Measured by their actual function rather than Nazi theory, Jewish legal advisors were lawyers, even if they had a limited client base. To the extent that German lawyers stopped performing those functions, i.e. representing the interests of their clients, they were the ones who ceased acting like lawyers. One flagrant example was a defense attorney who, in representing a defendant accused of conspiring to assassinate Hitler on 20 July 1944, told the People's Court that his client's acts horrified him. Then he demanded the death penalty.
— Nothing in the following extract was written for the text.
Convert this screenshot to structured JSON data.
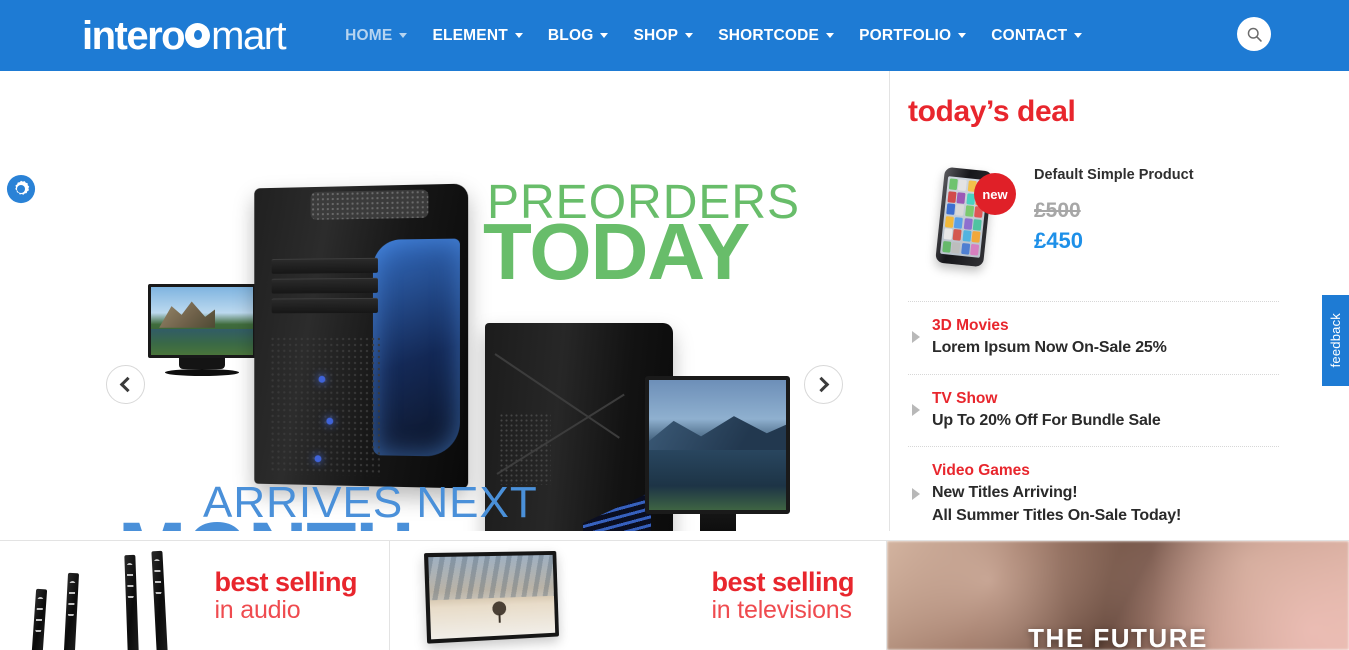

- From "Discrimination, Degradation, Defiance: Jewish Lawyers under Nazism" by Douglas G. Morris in The Law in Nazi Germany: Ideology, Opportunism, and the Perversion of Justice, edited by Alan E. Steinweis and Robert D. Rachlin